The S & P 500 and NASDAQ Composite rallied today to notch record closing highs. The rally was driven from by cheered stronger-than-expected quarterly profits from some of the largest publicly traded U.S. companies, including home building stocks, financial institutions and mortgage lenders.
Today’s move toward an all-time closing high comes less than six months after a sharp decline in late December, which led the S&P 500 to its worst annual performance since 2008. Many investors were fearful that the economy was headed for a slowdown which would affect many industries and companies. But stocks quickly turned around as the Federal Reserve reversed course on monetary policy while the tone around U.S.-China trade talks improved.
It seems like the economy is once again firing all on cylinders and that creates lots of new business across a variety of industries for the need for mobile notaries and mobile notarizations. Let’s take a look at two of those opportunities.
Home Building Companies
The stocks of new home builders rose dramatically today. Companies such as Hovnanian Enterprises, KB Homes, NVR and D.R. Horton have been rapidly rising as the demand from buyers has increased. An increase in new home sales means lots of business for notaries to help close the purchases, new loans and sales.
Real estate transactions include complex paperwork and multiple documents. A real estate closing notary — more correctly called a notary signing agent — is specially trained to facilitate the process. Without the notary signing agent, the borrower and lender cannot complete the transaction.
Trust and Wills
As household’s net worth increase, so does the need for proper estate planning. Setting up a trust has been a popular estate planning tool, especially if you want to leave properties, stocks and other assets to your loved ones without the hassle of undergoing the probate process. In a trust, the creator or trustor transfers his property under the care of a trustee, who can be a trust lawyer, in favor of the beneficiary.
Setting up a sophisticated trust is complicated and can have serious implications for generations of families. Typical trust documents require many signature notarizations.
The trust lawyer is held responsible for drafting an effective plan for the protection and distribution of the properties of the trustor after his death so as to maximize the benefits that the beneficiaries may receive. The trust attorney’s tasks also include drafting documents intended for the protection of the assets against lawsuits and taxes.
According to the Stork Law Firm, here are the basic steps to setting up living Trust in the State of Missouri:
“To establish a living trust under Missouri law, you must do the following:
- Create the trust document, typically with the assistance of an experienced St. Charles estate planning attorney.
- Decide who will inherit the trust property
- Name yourself as the trustee (i.e. the person in charge).
- Sign the trust document in front of a notary public.
- “Fund” the trust, which basically means you transfer your property to the trust (since you are trustee, you maintain control over your assets).”
I was the notary last week for a very prominent family in St. Louis. The family hired a large law firm headquartered in Chicago that specialized in Trust and Estate Law to prepare the trust documents. It took several months to get all of the documents prepared. There were countless books of bounded documents that needed notarizations. I had to complete over 100 separate notarizations to finalize all of the documents

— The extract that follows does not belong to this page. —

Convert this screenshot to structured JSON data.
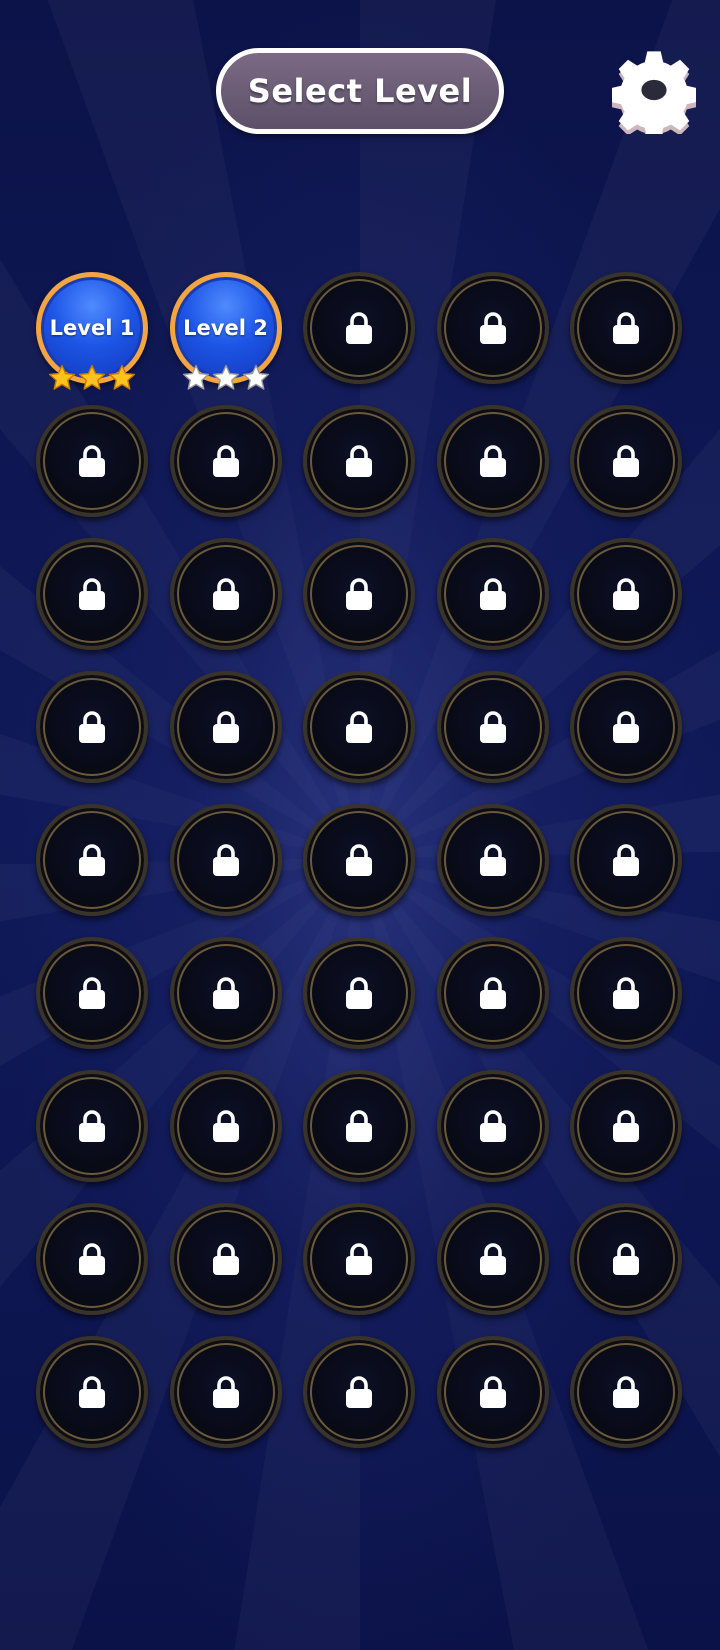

When we finally completed the signing, the Grantor of the Trust had a perfectly prepared estate document, properly notarized, that not only protected he and his wife, but his children, grandchildren and yet-to-be born great grandchildren. This was not a typical estate in that the total assets in the trust exceeded $1.0 billion.
The trust document not included the information about the distribution of the assets, but of course included the last Will and Testament of the Grantor. A last will and testament is a legal document that communicates a person’s final wishes pertaining to possessions and dependents. A person’s last will and testament outlines what to do with possessions, whether the deceased will leave them to another person, a group or donate them to charity, and what happens to other things he or she is responsible for, such as custody and management of accounts and interests.
Of note, unlike trust and estate documents whereby there are many copies of the same document, there can only be one copy of the Last Will and Testament. Typically, there can be only one original last Will and Testament (regardless of whether or not other \”copies\” bear original signatures). Only the first instrument signed by the testator and the witnesses can legally constitute the original Will. Signed or executed copies, conformed copies, xerographic reproductions and unexecuted copies are all considered to be copies. They may be admitted for probate in lieu of the original but only upon clear and convincing evidence that the original was lost or destroyed without having been revoked by the\” testator\” (maker).